Cars are only the beginning. Imagine the Zero Dollar Housewould you be willing to trade the information sensors gather in your fridge, your bathroom, and elsewhere? Big technology companies like Apple and Google are already profiting from the sale of this kind of information, so why shouldn't we?
Ellis tells the story of one of the unlikely pioneers in this business and aims to prepare readers for the incredible changes ahead, once consumers are in a position to profit from Big Data. It could result in major financial rewards for the consumer, but, Ellis warns, the sharing of data from home and car and elsewhere could also create serious and even deadly trouble.
Car Today, House Tomorrow. Be Change Ready.
|Product dimensions:||6.26(w) x 9.08(h) x 0.71(d)|
Read an Excerpt
Is there any way to profit from our personal data? A few enterprising individuals have been trying. The London- based CitizenMe launched in 2014 to help average people take control of their personal data. Similar to the privacyx.comutility I discussed back in Chapter 1, the idea was to show consumers that the data they were sharing publicly on their various social media networks was being collected, analyzed, and used for pro t by others. As it turns out, that’s pretty complicated, and the app never broke through to a mass market. However, there was one very popular feature: a Facebook personality test.
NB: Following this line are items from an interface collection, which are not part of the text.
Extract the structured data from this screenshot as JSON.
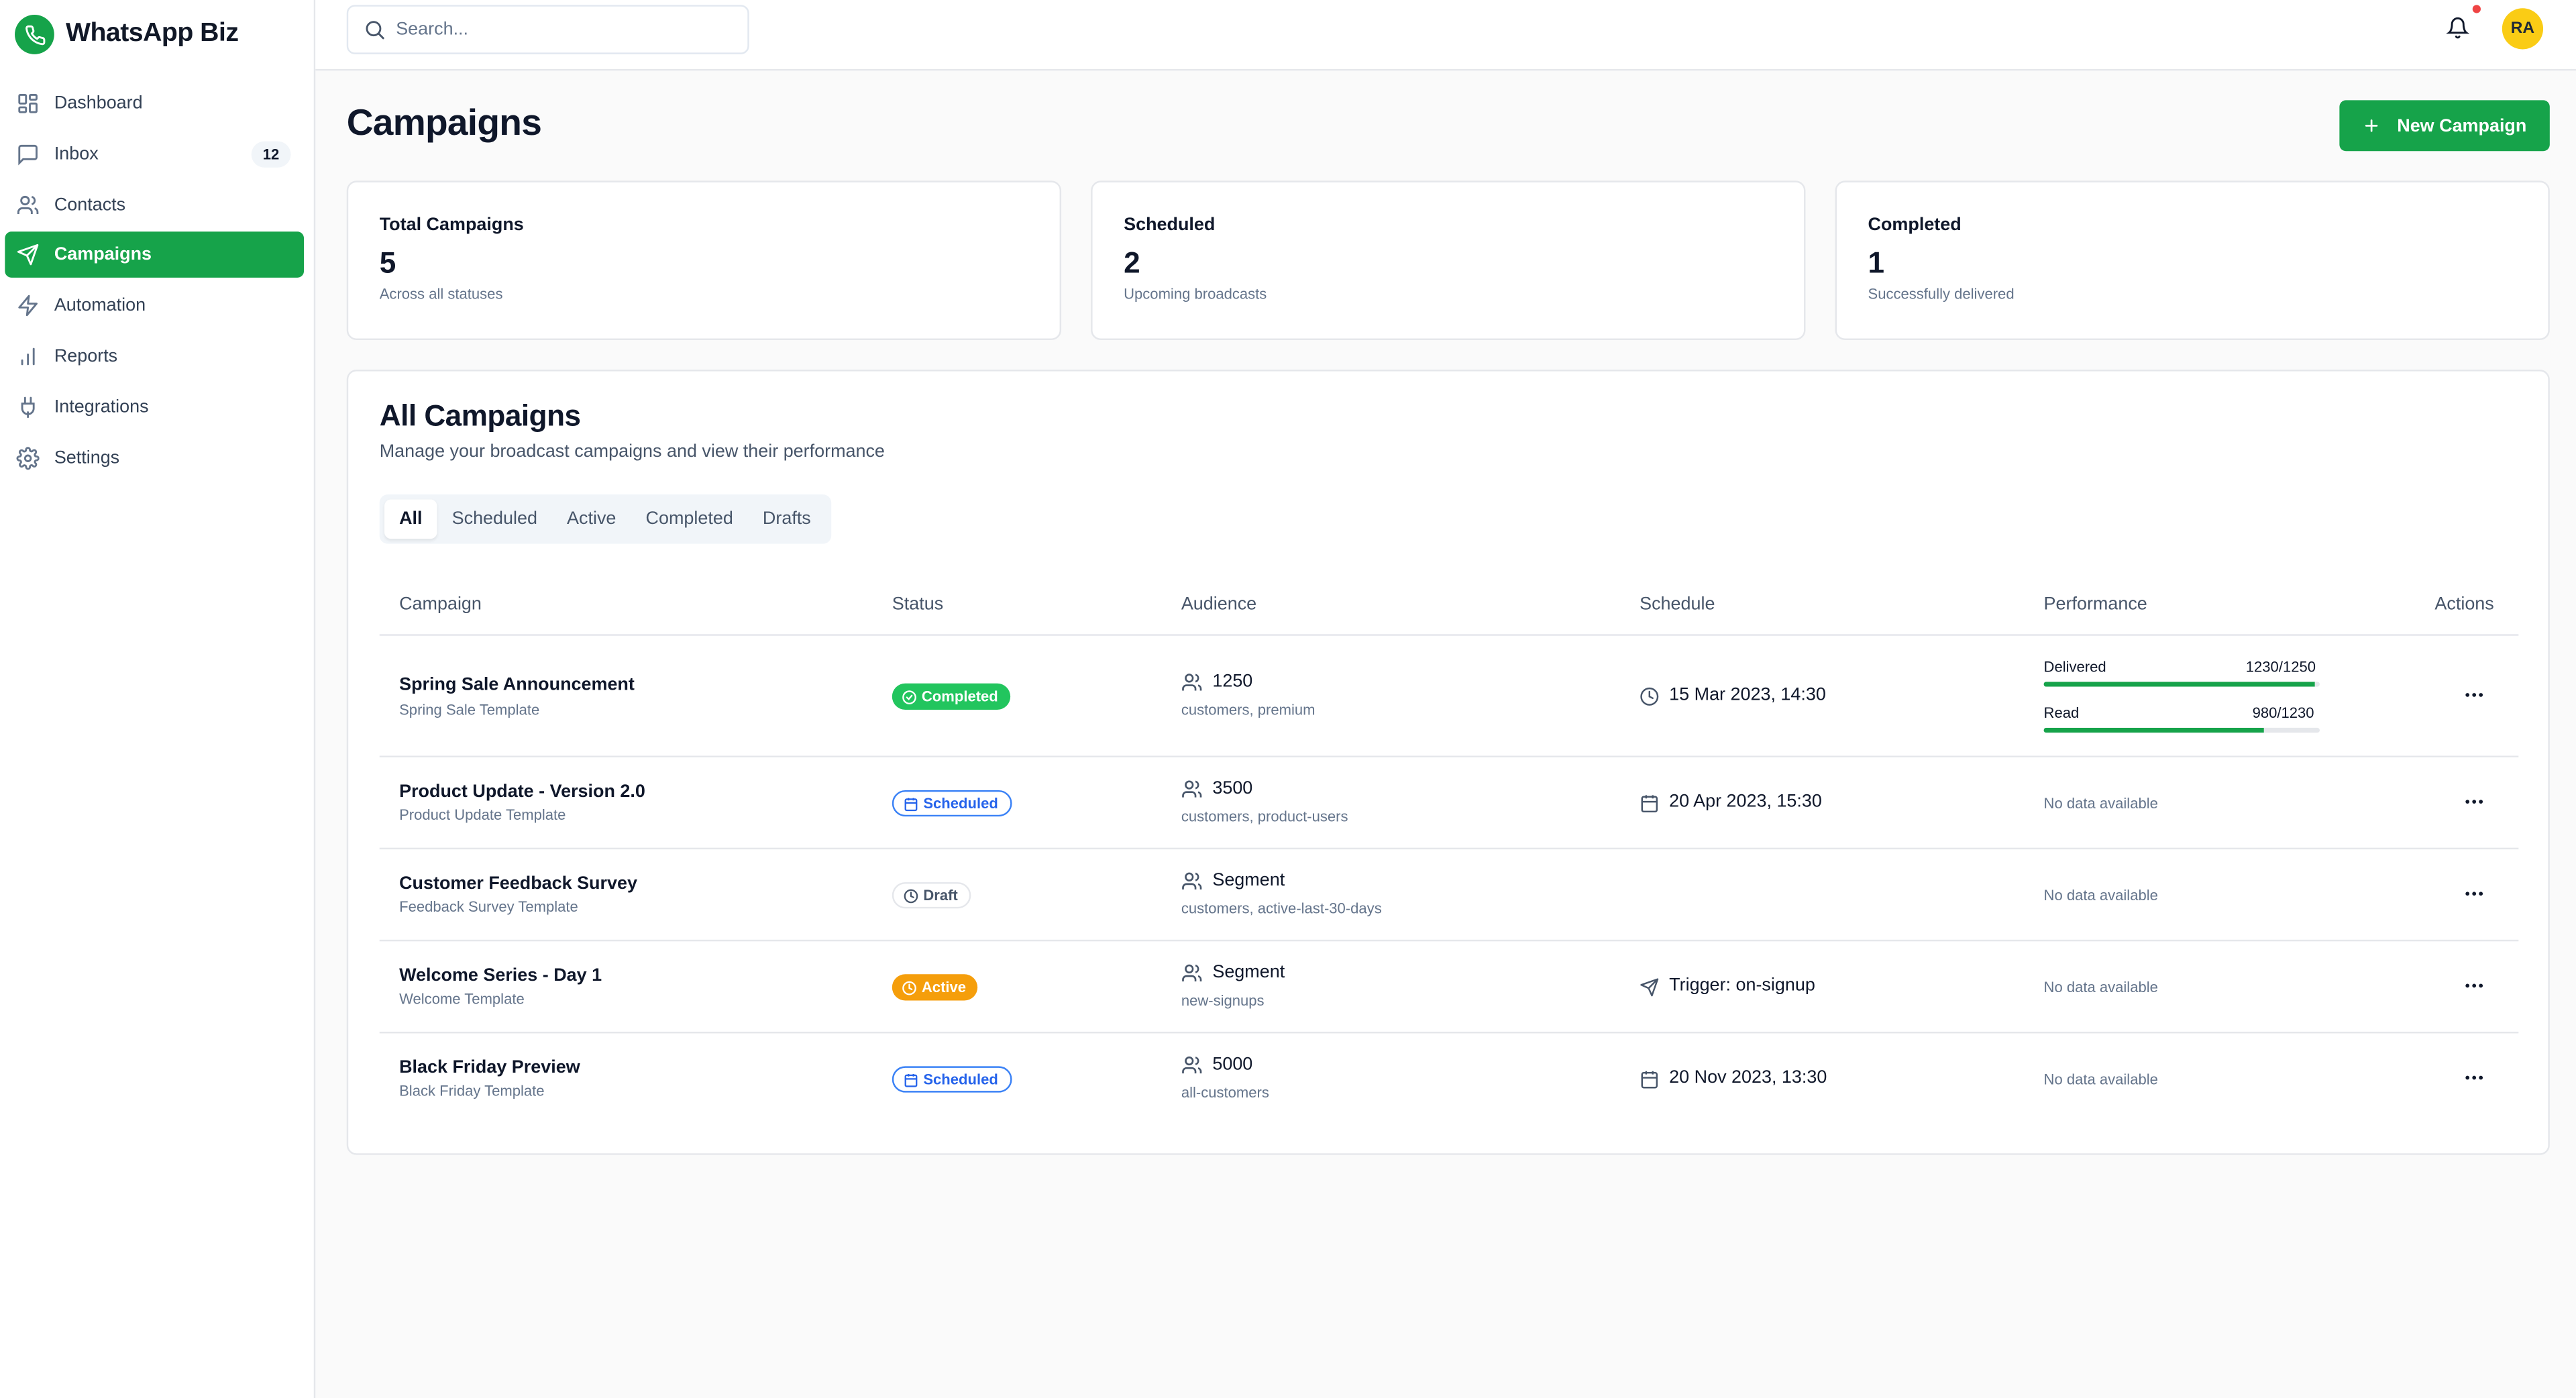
{
  "app": {
    "name": "WhatsApp Biz"
  },
  "sidebar": {
    "items": [
      {
        "label": "Dashboard",
        "icon": "dashboard-icon"
      },
      {
        "label": "Inbox",
        "icon": "message-icon",
        "badge": "12"
      },
      {
        "label": "Contacts",
        "icon": "users-icon"
      },
      {
        "label": "Campaigns",
        "icon": "send-icon",
        "active": true
      },
      {
        "label": "Automation",
        "icon": "lightning-icon"
      },
      {
        "label": "Reports",
        "icon": "bar-chart-icon"
      },
      {
        "label": "Integrations",
        "icon": "plug-icon"
      },
      {
        "label": "Settings",
        "icon": "gear-icon"
      }
    ]
  },
  "header": {
    "search_placeholder": "Search...",
    "avatar_initials": "RA"
  },
  "page": {
    "title": "Campaigns",
    "new_button": "New Campaign"
  },
  "stats": [
    {
      "label": "Total Campaigns",
      "value": "5",
      "sub": "Across all statuses"
    },
    {
      "label": "Scheduled",
      "value": "2",
      "sub": "Upcoming broadcasts"
    },
    {
      "label": "Completed",
      "value": "1",
      "sub": "Successfully delivered"
    }
  ],
  "panel": {
    "title": "All Campaigns",
    "subtitle": "Manage your broadcast campaigns and view their performance",
    "tabs": [
      "All",
      "Scheduled",
      "Active",
      "Completed",
      "Drafts"
    ],
    "active_tab": "All"
  },
  "table": {
    "columns": [
      "Campaign",
      "Status",
      "Audience",
      "Schedule",
      "Performance",
      "Actions"
    ],
    "rows": [
      {
        "name": "Spring Sale Announcement",
        "template": "Spring Sale Template",
        "status": "Completed",
        "audience": "1250",
        "audience_sub": "customers, premium",
        "schedule": "15 Mar 2023, 14:30",
        "schedule_icon": "clock-icon",
        "performance": {
          "delivered_label": "Delivered",
          "delivered_value": "1230/1250",
          "delivered_fraction": 0.984,
          "read_label": "Read",
          "read_value": "980/1230",
          "read_fraction": 0.797
        }
      },
      {
        "name": "Product Update - Version 2.0",
        "template": "Product Update Template",
        "status": "Scheduled",
        "audience": "3500",
        "audience_sub": "customers, product-users",
        "schedule": "20 Apr 2023, 15:30",
        "schedule_icon": "calendar-icon",
        "no_data": "No data available"
      },
      {
        "name": "Customer Feedback Survey",
        "template": "Feedback Survey Template",
        "status": "Draft",
        "audience": "Segment",
        "audience_sub": "customers, active-last-30-days",
        "schedule": "",
        "no_data": "No data available"
      },
      {
        "name": "Welcome Series - Day 1",
        "template": "Welcome Template",
        "status": "Active",
        "audience": "Segment",
        "audience_sub": "new-signups",
        "schedule": "Trigger: on-signup",
        "schedule_icon": "send-icon",
        "no_data": "No data available"
      },
      {
        "name": "Black Friday Preview",
        "template": "Black Friday Template",
        "status": "Scheduled",
        "audience": "5000",
        "audience_sub": "all-customers",
        "schedule": "20 Nov 2023, 13:30",
        "schedule_icon": "calendar-icon",
        "no_data": "No data available"
      }
    ]
  },
  "colors": {
    "brand": "#16a34a",
    "completed": "#22c55e",
    "scheduled": "#2563eb",
    "active": "#f59e0b",
    "avatar": "#facc15"
  }
}
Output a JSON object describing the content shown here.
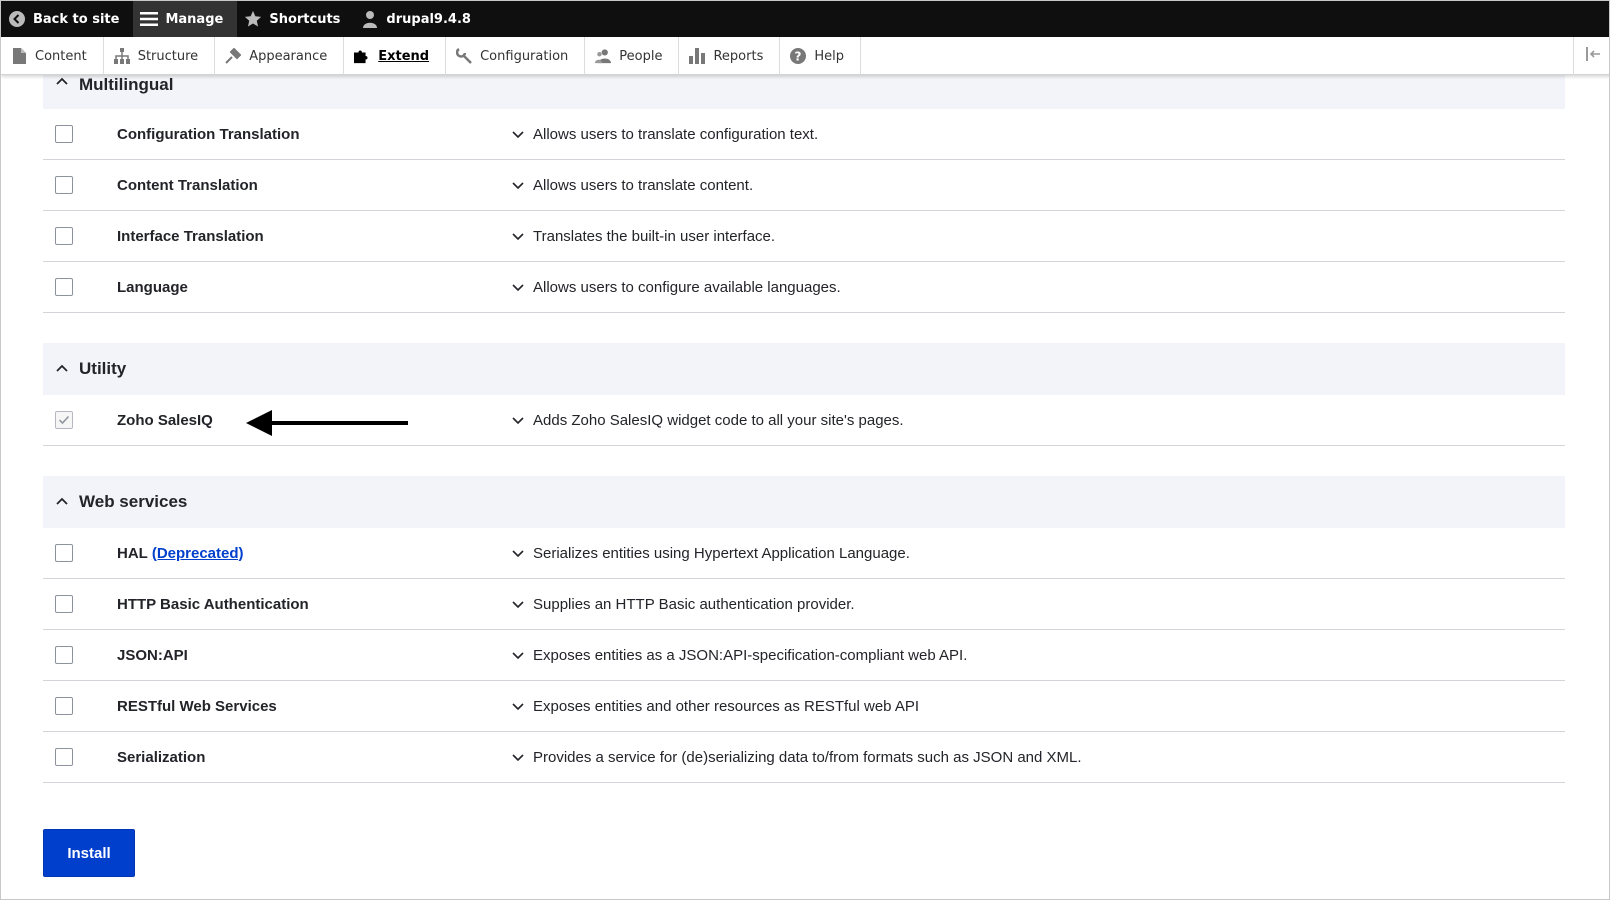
{
  "toolbar": {
    "back_label": "Back to site",
    "manage_label": "Manage",
    "shortcuts_label": "Shortcuts",
    "user_label": "drupal9.4.8"
  },
  "tray": {
    "items": [
      {
        "label": "Content",
        "icon": "page-icon"
      },
      {
        "label": "Structure",
        "icon": "sitemap-icon"
      },
      {
        "label": "Appearance",
        "icon": "brush-icon"
      },
      {
        "label": "Extend",
        "icon": "puzzle-icon",
        "active": true
      },
      {
        "label": "Configuration",
        "icon": "wrench-icon"
      },
      {
        "label": "People",
        "icon": "people-icon"
      },
      {
        "label": "Reports",
        "icon": "bar-chart-icon"
      },
      {
        "label": "Help",
        "icon": "help-icon"
      }
    ]
  },
  "packages": [
    {
      "title": "Multilingual",
      "modules": [
        {
          "name": "Configuration Translation",
          "description": "Allows users to translate configuration text.",
          "checked": false
        },
        {
          "name": "Content Translation",
          "description": "Allows users to translate content.",
          "checked": false
        },
        {
          "name": "Interface Translation",
          "description": "Translates the built-in user interface.",
          "checked": false
        },
        {
          "name": "Language",
          "description": "Allows users to configure available languages.",
          "checked": false
        }
      ]
    },
    {
      "title": "Utility",
      "modules": [
        {
          "name": "Zoho SalesIQ",
          "description": "Adds Zoho SalesIQ widget code to all your site's pages.",
          "checked": true
        }
      ]
    },
    {
      "title": "Web services",
      "modules": [
        {
          "name": "HAL",
          "deprecated_label": "(Deprecated)",
          "description": "Serializes entities using Hypertext Application Language.",
          "checked": false
        },
        {
          "name": "HTTP Basic Authentication",
          "description": "Supplies an HTTP Basic authentication provider.",
          "checked": false
        },
        {
          "name": "JSON:API",
          "description": "Exposes entities as a JSON:API-specification-compliant web API.",
          "checked": false
        },
        {
          "name": "RESTful Web Services",
          "description": "Exposes entities and other resources as RESTful web API",
          "checked": false
        },
        {
          "name": "Serialization",
          "description": "Provides a service for (de)serializing data to/from formats such as JSON and XML.",
          "checked": false
        }
      ]
    }
  ],
  "install_label": "Install",
  "colors": {
    "toolbar_bg": "#0f0f0f",
    "primary_button": "#003ecc",
    "link": "#003ecc",
    "header_bg": "#f3f4f9"
  }
}
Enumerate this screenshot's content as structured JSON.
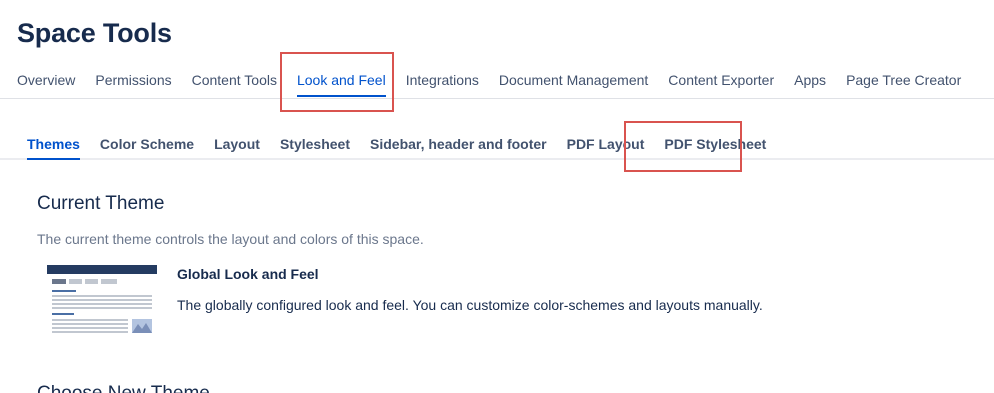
{
  "page": {
    "title": "Space Tools"
  },
  "primary_tabs": [
    {
      "label": "Overview",
      "active": false
    },
    {
      "label": "Permissions",
      "active": false
    },
    {
      "label": "Content Tools",
      "active": false
    },
    {
      "label": "Look and Feel",
      "active": true
    },
    {
      "label": "Integrations",
      "active": false
    },
    {
      "label": "Document Management",
      "active": false
    },
    {
      "label": "Content Exporter",
      "active": false
    },
    {
      "label": "Apps",
      "active": false
    },
    {
      "label": "Page Tree Creator",
      "active": false
    }
  ],
  "secondary_tabs": [
    {
      "label": "Themes",
      "active": true
    },
    {
      "label": "Color Scheme",
      "active": false
    },
    {
      "label": "Layout",
      "active": false
    },
    {
      "label": "Stylesheet",
      "active": false
    },
    {
      "label": "Sidebar, header and footer",
      "active": false
    },
    {
      "label": "PDF Layout",
      "active": false
    },
    {
      "label": "PDF Stylesheet",
      "active": false
    }
  ],
  "current_theme": {
    "heading": "Current Theme",
    "description": "The current theme controls the layout and colors of this space.",
    "theme_name": "Global Look and Feel",
    "theme_description": "The globally configured look and feel. You can customize color-schemes and layouts manually.",
    "thumbnail_icon": "theme-preview-thumbnail"
  },
  "next_section": {
    "heading": "Choose New Theme"
  },
  "colors": {
    "accent": "#0052cc",
    "heading": "#172b4d",
    "muted": "#6b778c",
    "highlight": "#d9534f"
  }
}
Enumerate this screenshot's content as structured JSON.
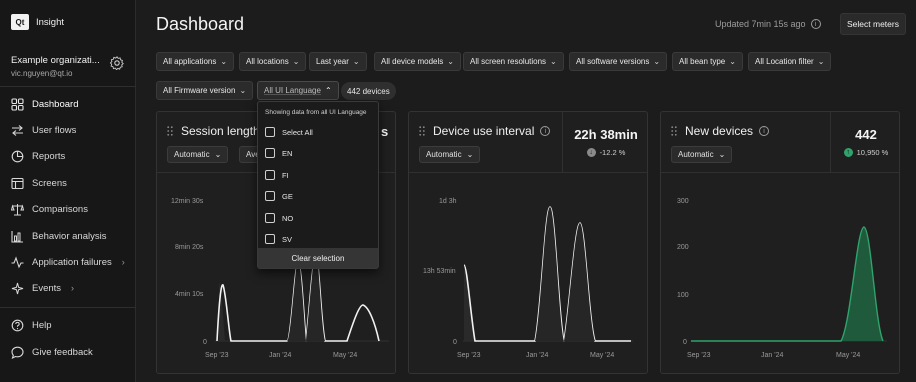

So, in 2016, the company partnered with the Universityof Sheffield’s Open Data Science Institute to reboot itself as a market research and big data analysis service, still driven by CitizenMe’s original principle: that personal data should work on behalf of users, not exploited by for-pro t corporations that don’t necessarily care about the rights of individual users. Another start-up, called Datacoup, described itself as a “personal data marketplace.” It’s a New York-based data- mining rm with an unusual twist: In exchange for pro- viding personal data, such as social media information and credit card information, individuals are paid a monthly fee of $8 U.S. Consumers received some compensation for their data and were also able to be specify which data, and how much, they shared through Datacoup. Returning to the Zero Dollar Car concept, some start-ups are helping the automakersnot individualsmonetize data. An Israeli firm called Otonomo connects carmakers and drivers with service providers, like dealerships, insur- ance companies, and even, theoretically, smart cities, to optimize the pro tability of all the data a vehicle is producing. And another Israeli start-up, Nexar, has developed a dashboard app using drivers’ smartphones that will, once enough people are using it, provide real-time, vehicle-to-vehicle information that could alert users to slowdowns ahead (so they can plan around them) or even an accident in the process of happening a few cars ahead(so drivers have a chance to react). That could be a valuable service for drivers, and it relieves automakers of a data-collecting function that’s time consuming and expensive. But, of course, Nexar’s system is old-school in one way: Once you sign up, your data is available to Nexar to sell to third parties. I believe some kind of system that allows individuals to have a share in monetizing their data is the way we need to go. If we, as consumers, don’t understand how much data we generate or how to measure itif we don’t understand how it’s stored, processed, and used to drive profitswe lose. To win, we should be paid compensation for that data (the plan on which CitizenMe based its original idea) or receive a big reduction in the price of the product or service involved (the Zero Dollar Car model). Will individual consumers, like you or me, ever be able to monetize the sensors in our vehicle the way I outline in the Zero Dollar Car? Right now, it remains an opportunity waiting to happen. Google, Apple, and other corporations don’t want to do business that way. They prefer to do multimillion-dollar deals with brands. So the challenge for individuals is to truly understand that this world of data exists and that it only exists because their personal data is being transacted, often without their knowledge or permission. Once consumers understand that, they can begin to agitate for some kind of controlover their data, or even government involvement. What they should expect is a contract that outlines the precise dollar figure they will receive in return for their data. That’s why, in most of my engagements today, I educate clients on what I call the “big red button” business model. In essence, that is the ability, when you purchase or use any digitally enabled product or service, to opt in or opt out. With the opt-in choice, consumers pay less“zero,” or at least a substantially reduced pricein exchange for their data. They have, essentially, bartered away their privacy. If instead they opt to hit the “big red button,” all of their data will be destroyed and non-recoverable, called “the right to be forgotten,” it’s a practice formally adopted in the European Union and Argentina), but they will pay full price in exchange for privacy. This business solution for building products will never happen until the “big red button”which we could also think of as a way of turning privacy into a commodity, or the “right to be forgotten”is enshrined in law and there is a regulatory body enforcing it.